Task goal =
In the listing below, find each line with the string "city" and report it.

Given records =
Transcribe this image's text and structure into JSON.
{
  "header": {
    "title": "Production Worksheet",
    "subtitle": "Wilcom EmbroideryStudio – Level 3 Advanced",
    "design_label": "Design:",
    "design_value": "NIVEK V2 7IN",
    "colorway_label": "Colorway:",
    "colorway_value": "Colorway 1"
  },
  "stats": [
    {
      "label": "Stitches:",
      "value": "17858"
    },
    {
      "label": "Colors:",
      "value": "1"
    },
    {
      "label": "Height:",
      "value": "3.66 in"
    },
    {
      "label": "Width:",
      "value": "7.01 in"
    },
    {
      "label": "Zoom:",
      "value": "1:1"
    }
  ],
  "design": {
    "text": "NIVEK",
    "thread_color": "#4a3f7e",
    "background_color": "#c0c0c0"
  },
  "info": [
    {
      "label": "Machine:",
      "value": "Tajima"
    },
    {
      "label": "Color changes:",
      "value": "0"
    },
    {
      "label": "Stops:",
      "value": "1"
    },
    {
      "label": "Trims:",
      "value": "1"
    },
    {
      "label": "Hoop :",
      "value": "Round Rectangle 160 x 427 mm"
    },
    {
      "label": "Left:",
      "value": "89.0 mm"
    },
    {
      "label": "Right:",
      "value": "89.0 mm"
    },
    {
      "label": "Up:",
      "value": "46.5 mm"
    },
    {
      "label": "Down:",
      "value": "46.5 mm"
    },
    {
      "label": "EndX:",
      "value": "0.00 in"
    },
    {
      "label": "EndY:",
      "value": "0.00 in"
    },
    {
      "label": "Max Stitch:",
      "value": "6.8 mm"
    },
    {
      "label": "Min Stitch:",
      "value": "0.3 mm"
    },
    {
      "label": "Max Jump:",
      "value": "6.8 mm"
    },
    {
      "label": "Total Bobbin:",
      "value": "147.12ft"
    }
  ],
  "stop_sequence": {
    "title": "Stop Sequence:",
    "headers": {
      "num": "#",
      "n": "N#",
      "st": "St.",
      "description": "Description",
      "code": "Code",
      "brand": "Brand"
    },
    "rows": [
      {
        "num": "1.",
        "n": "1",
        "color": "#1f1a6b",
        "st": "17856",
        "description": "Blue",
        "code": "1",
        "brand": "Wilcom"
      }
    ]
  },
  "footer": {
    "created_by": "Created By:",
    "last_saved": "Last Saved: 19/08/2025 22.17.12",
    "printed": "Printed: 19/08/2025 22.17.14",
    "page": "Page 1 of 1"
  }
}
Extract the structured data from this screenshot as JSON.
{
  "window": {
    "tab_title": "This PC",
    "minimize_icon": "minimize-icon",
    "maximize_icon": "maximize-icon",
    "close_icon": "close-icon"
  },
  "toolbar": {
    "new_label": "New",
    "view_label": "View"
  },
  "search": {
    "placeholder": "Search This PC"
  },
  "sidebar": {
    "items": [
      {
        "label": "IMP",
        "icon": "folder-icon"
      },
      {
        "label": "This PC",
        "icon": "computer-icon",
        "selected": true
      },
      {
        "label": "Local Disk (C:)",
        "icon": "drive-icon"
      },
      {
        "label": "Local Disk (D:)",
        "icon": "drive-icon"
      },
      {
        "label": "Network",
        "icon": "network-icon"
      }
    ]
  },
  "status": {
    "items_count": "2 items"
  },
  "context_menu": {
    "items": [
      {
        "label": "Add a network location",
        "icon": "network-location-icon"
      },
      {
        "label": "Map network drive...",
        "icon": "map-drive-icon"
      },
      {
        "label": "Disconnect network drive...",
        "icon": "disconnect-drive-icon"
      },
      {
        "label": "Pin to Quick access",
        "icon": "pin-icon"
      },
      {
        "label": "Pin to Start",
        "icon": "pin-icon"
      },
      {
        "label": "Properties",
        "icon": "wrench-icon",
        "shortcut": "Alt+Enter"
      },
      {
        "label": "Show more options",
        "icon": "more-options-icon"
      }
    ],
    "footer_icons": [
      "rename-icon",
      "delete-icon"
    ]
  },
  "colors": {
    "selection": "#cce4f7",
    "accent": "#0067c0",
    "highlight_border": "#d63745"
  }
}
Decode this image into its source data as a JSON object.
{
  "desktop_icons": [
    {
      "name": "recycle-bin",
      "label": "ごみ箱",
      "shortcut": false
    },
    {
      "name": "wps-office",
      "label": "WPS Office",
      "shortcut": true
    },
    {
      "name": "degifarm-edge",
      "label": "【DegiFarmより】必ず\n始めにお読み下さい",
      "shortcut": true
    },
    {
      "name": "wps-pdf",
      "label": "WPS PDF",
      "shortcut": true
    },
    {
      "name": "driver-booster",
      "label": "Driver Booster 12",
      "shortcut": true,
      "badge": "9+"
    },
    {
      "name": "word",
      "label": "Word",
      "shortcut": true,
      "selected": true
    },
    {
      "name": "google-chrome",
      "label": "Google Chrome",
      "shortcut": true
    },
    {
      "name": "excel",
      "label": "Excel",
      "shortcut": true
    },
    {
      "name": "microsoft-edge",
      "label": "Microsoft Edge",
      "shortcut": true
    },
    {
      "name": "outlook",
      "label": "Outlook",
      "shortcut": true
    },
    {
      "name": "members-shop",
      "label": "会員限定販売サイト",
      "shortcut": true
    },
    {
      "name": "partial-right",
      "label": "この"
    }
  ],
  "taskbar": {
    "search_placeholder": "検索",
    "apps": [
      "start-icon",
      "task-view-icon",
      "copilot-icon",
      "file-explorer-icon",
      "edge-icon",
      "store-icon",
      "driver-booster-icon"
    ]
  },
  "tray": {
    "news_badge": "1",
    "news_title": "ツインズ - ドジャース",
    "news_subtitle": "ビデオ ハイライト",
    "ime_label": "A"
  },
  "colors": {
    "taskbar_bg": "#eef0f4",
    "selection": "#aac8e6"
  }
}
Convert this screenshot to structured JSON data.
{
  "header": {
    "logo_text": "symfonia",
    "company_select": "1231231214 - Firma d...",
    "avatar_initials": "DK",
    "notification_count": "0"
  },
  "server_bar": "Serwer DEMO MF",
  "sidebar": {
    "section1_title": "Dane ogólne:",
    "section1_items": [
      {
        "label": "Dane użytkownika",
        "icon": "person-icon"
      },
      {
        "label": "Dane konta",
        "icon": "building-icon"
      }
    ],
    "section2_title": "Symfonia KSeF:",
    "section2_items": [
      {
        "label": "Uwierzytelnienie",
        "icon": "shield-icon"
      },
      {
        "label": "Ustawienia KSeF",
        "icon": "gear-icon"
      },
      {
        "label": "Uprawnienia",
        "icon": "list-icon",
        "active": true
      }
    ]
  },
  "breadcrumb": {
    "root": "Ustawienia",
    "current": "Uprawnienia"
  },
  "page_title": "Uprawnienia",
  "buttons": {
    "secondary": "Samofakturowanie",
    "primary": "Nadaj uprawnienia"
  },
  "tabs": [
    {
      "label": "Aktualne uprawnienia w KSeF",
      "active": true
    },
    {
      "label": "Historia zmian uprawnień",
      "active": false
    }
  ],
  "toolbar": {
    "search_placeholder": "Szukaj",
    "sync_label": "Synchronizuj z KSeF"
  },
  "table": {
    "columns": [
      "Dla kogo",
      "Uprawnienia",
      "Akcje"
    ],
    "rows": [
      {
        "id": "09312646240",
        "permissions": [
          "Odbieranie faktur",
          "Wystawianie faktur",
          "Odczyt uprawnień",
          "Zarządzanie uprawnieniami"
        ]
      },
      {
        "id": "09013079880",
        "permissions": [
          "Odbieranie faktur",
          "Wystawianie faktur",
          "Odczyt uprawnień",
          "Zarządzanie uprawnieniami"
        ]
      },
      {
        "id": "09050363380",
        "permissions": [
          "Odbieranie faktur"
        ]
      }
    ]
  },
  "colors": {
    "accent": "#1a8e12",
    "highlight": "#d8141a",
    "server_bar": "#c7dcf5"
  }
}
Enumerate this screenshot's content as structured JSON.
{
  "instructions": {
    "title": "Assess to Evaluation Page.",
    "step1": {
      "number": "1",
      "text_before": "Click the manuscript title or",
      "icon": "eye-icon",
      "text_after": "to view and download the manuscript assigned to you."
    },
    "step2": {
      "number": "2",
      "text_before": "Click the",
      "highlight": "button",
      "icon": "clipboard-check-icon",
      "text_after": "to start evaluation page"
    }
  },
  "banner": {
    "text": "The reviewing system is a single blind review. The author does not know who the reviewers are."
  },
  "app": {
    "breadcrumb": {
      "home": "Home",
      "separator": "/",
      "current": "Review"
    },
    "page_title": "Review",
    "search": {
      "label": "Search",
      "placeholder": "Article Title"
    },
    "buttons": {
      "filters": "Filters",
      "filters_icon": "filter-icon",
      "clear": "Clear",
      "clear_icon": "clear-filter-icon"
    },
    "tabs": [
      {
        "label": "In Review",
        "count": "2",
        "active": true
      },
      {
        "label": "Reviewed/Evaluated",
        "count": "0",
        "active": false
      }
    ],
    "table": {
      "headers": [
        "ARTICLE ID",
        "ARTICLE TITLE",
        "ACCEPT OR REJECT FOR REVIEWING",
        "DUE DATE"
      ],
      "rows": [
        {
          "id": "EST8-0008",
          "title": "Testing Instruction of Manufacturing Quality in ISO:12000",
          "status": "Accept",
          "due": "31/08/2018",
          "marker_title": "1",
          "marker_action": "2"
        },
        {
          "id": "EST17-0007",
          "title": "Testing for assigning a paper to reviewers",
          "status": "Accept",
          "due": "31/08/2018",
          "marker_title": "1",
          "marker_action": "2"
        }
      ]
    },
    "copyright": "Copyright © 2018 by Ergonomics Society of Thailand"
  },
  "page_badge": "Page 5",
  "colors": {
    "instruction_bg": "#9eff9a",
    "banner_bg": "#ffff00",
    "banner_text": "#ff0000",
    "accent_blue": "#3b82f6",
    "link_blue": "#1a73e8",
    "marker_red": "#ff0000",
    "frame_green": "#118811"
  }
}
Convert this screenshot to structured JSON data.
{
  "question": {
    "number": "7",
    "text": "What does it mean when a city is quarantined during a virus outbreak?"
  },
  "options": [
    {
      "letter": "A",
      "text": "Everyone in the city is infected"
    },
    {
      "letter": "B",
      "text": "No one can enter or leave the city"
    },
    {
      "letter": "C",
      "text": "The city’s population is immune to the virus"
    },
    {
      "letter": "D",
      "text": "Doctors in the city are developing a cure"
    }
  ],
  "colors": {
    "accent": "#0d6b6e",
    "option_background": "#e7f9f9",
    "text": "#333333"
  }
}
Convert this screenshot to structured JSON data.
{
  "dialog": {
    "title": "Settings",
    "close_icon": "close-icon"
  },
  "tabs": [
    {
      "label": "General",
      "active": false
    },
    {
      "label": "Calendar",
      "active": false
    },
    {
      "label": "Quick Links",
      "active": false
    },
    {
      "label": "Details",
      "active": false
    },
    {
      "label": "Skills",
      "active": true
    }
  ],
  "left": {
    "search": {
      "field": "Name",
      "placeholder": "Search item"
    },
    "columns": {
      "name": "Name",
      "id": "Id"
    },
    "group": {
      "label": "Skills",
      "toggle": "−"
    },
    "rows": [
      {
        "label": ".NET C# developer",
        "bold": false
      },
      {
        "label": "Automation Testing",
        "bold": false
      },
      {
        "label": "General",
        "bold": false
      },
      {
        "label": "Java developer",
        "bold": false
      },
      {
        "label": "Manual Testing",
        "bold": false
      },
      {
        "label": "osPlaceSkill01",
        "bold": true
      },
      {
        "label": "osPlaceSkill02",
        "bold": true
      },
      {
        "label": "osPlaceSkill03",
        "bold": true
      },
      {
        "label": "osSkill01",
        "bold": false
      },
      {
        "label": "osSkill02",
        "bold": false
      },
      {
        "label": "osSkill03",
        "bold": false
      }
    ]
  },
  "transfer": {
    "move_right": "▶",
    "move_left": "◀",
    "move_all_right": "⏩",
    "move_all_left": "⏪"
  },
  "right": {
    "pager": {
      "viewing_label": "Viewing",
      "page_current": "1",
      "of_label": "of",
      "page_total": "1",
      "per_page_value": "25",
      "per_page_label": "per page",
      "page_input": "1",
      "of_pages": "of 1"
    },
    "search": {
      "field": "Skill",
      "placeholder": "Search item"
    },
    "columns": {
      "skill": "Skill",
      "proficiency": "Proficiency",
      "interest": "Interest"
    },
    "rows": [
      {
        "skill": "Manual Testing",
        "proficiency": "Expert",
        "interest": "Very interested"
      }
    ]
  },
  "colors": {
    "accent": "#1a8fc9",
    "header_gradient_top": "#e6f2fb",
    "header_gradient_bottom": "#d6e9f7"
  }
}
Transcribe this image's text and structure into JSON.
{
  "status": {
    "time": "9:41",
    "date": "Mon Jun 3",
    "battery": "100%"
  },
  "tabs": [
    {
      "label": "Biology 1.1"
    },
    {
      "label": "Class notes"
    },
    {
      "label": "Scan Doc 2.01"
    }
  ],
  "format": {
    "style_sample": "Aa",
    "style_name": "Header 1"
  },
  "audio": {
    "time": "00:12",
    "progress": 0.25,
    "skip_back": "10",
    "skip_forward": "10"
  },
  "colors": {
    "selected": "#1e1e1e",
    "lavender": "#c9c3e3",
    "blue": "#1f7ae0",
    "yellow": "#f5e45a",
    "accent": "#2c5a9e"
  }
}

Task response =
    "text": "What does it mean when a city is quarantined during a virus outbreak?"
      "text": "Everyone in the city is infected"
      "text": "No one can enter or leave the city"
      "text": "The city’s population is immune to the virus"
      "text": "Doctors in the city are developing a cure"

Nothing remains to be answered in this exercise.